Thursday, October 13, 2005

On my hands and knees: Julie's dirty thoughts about the writing process

            Some authors proceed through the writing of their books sequentially; they know what’s going to happen when and to whom and in which chapter right from the very beginning. I know authors who actually use Excel spreadsheets and bubble charts (::cough:: Michelle ::cough:: ) and index cards to plan their stories.

            I’ve tried to be one of those authors. Honest to God, I’ve tried. It seems so elegant, so mature, so very accomplished, this way of doing things.  I’ve tried index cards (Pink ones! Too pretty to write on, in fact); I’ve tried following the synopsis (this was dull, since given an option, I’m a “dessert first” sort of person, which means I always write the "love" scenes right away. And by that I mean sex scenes.). I even drew a bubble once and wrote something in it, but then I got distracted and drew a flower and a little horsie and a big eye (pretty much the only things I knew how to doodle), and that was the end of that.

            And the irony is: I’m a person of lists. I love to sort and analyze; I, in fact, spent years at one job making Excel-driven pie charts and bar charts of mind-boggling variety. But my writing process defies all attempts to impose this sort of structure upon it.

            No: I basically have to…unearth my stories. It’s like an archaeological dig, where I stumble across something shiny poking up out of the dirt, and I kneel and delicately brush the dust off it, and by God—

Alert the press! It’s the shard of a story!

Which means the rest of that story must be scattered around there somewhere, right?

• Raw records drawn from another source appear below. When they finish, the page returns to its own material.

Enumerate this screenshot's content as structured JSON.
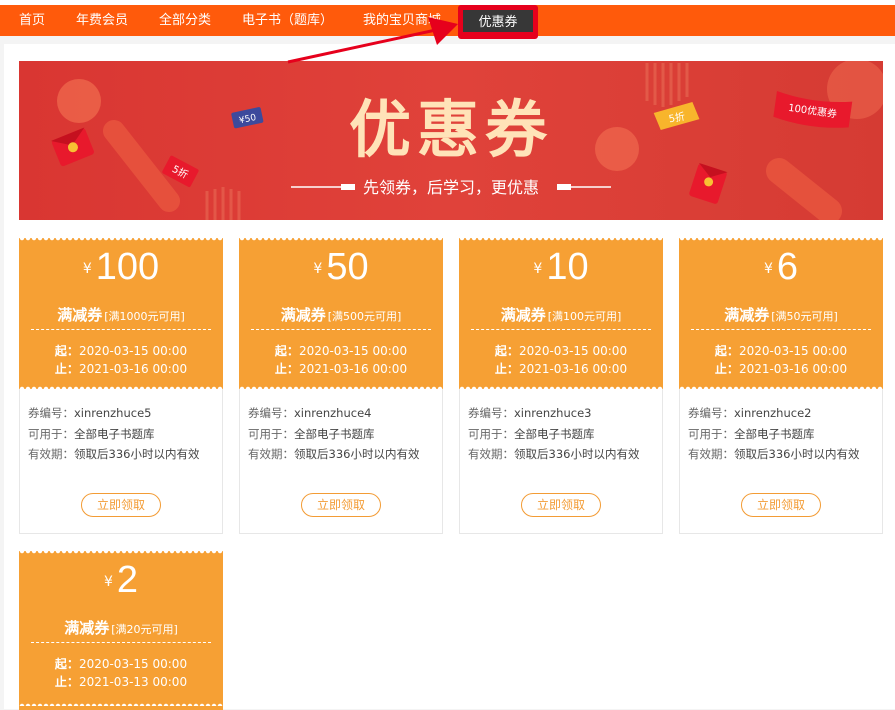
{
  "nav": {
    "items": [
      {
        "label": "首页"
      },
      {
        "label": "年费会员"
      },
      {
        "label": "全部分类"
      },
      {
        "label": "电子书（题库）"
      },
      {
        "label": "我的宝贝商城"
      }
    ],
    "active_label": "优惠券"
  },
  "banner": {
    "title": "优惠券",
    "subtitle": "先领券，后学习，更优惠",
    "tags": {
      "left_blue": "¥50",
      "left_red": "5折",
      "right_yellow": "5折",
      "right_red": "100优惠券"
    }
  },
  "colors": {
    "nav_bg": "#ff5a0b",
    "nav_active_bg": "#373737",
    "highlight": "#e6001c",
    "coupon_orange": "#f6a034",
    "banner_red": "#d93632",
    "banner_text": "#ffe3b8"
  },
  "coupons": [
    {
      "currency": "¥",
      "amount": "100",
      "type": "满减券",
      "condition": "[满1000元可用]",
      "start_label": "起：",
      "start": "2020-03-15 00:00",
      "end_label": "止：",
      "end": "2021-03-16 00:00",
      "code_label": "券编号：",
      "code": "xinrenzhuce5",
      "scope_label": "可用于：",
      "scope": "全部电子书题库",
      "validity_label": "有效期：",
      "validity": "领取后336小时以内有效",
      "button": "立即领取"
    },
    {
      "currency": "¥",
      "amount": "50",
      "type": "满减券",
      "condition": "[满500元可用]",
      "start_label": "起：",
      "start": "2020-03-15 00:00",
      "end_label": "止：",
      "end": "2021-03-16 00:00",
      "code_label": "券编号：",
      "code": "xinrenzhuce4",
      "scope_label": "可用于：",
      "scope": "全部电子书题库",
      "validity_label": "有效期：",
      "validity": "领取后336小时以内有效",
      "button": "立即领取"
    },
    {
      "currency": "¥",
      "amount": "10",
      "type": "满减券",
      "condition": "[满100元可用]",
      "start_label": "起：",
      "start": "2020-03-15 00:00",
      "end_label": "止：",
      "end": "2021-03-16 00:00",
      "code_label": "券编号：",
      "code": "xinrenzhuce3",
      "scope_label": "可用于：",
      "scope": "全部电子书题库",
      "validity_label": "有效期：",
      "validity": "领取后336小时以内有效",
      "button": "立即领取"
    },
    {
      "currency": "¥",
      "amount": "6",
      "type": "满减券",
      "condition": "[满50元可用]",
      "start_label": "起：",
      "start": "2020-03-15 00:00",
      "end_label": "止：",
      "end": "2021-03-16 00:00",
      "code_label": "券编号：",
      "code": "xinrenzhuce2",
      "scope_label": "可用于：",
      "scope": "全部电子书题库",
      "validity_label": "有效期：",
      "validity": "领取后336小时以内有效",
      "button": "立即领取"
    },
    {
      "currency": "¥",
      "amount": "2",
      "type": "满减券",
      "condition": "[满20元可用]",
      "start_label": "起：",
      "start": "2020-03-15 00:00",
      "end_label": "止：",
      "end": "2021-03-13 00:00"
    }
  ]
}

That's how it begins. I set up metaphorical camp, and get down on my metaphorical hands and knees in the metaphorical dirt with a metaphorical little brush, and I delicately dig up and brush off the story one piece at a time. I do always go into it knowing what my pivotal scenes will be, and I often write those first. But then I have to find the rest of the pieces of the story, and it’s a sweaty, inelegant, hair-tearing, teeth-gnashing, ceiling-staring process, requiring its own sort of precision, I suppose, bringing with it endless surprises and ending, usually, with satisfaction (more or less) and a met deadline.

But I will have flow chart envy until the day I write my last story.

Any other writers out there want to reveal their own dirty little writing secrets?


Michelle said...

Mmmm. Bubblecharts. Me likey.

Megan Crane said...

Bubble charts and spreadsheets sound terrifying to me. So do "pivotal scenes," for that matter. My books are a great big mystery until they are finished, at which point they become an editing disaster. Chaos is good! Embrace the chaos!

Michelle said...

Bubble charts are for brainstorming only. They're actually quite fun. However, I'd never heard about things like "character arc," and "black moment" until my second book. And now I'm all obsessed with them.

Julie said...

That's right!! the universe DID begin in chaos, didn't it?? I *should* embrace it! (I should bloody well embrace *something*, anyway).

Character arc? Isn't that that thing they have in St. Louis? Ha! Someone *should* build a monument to writers and call it The Character Arc.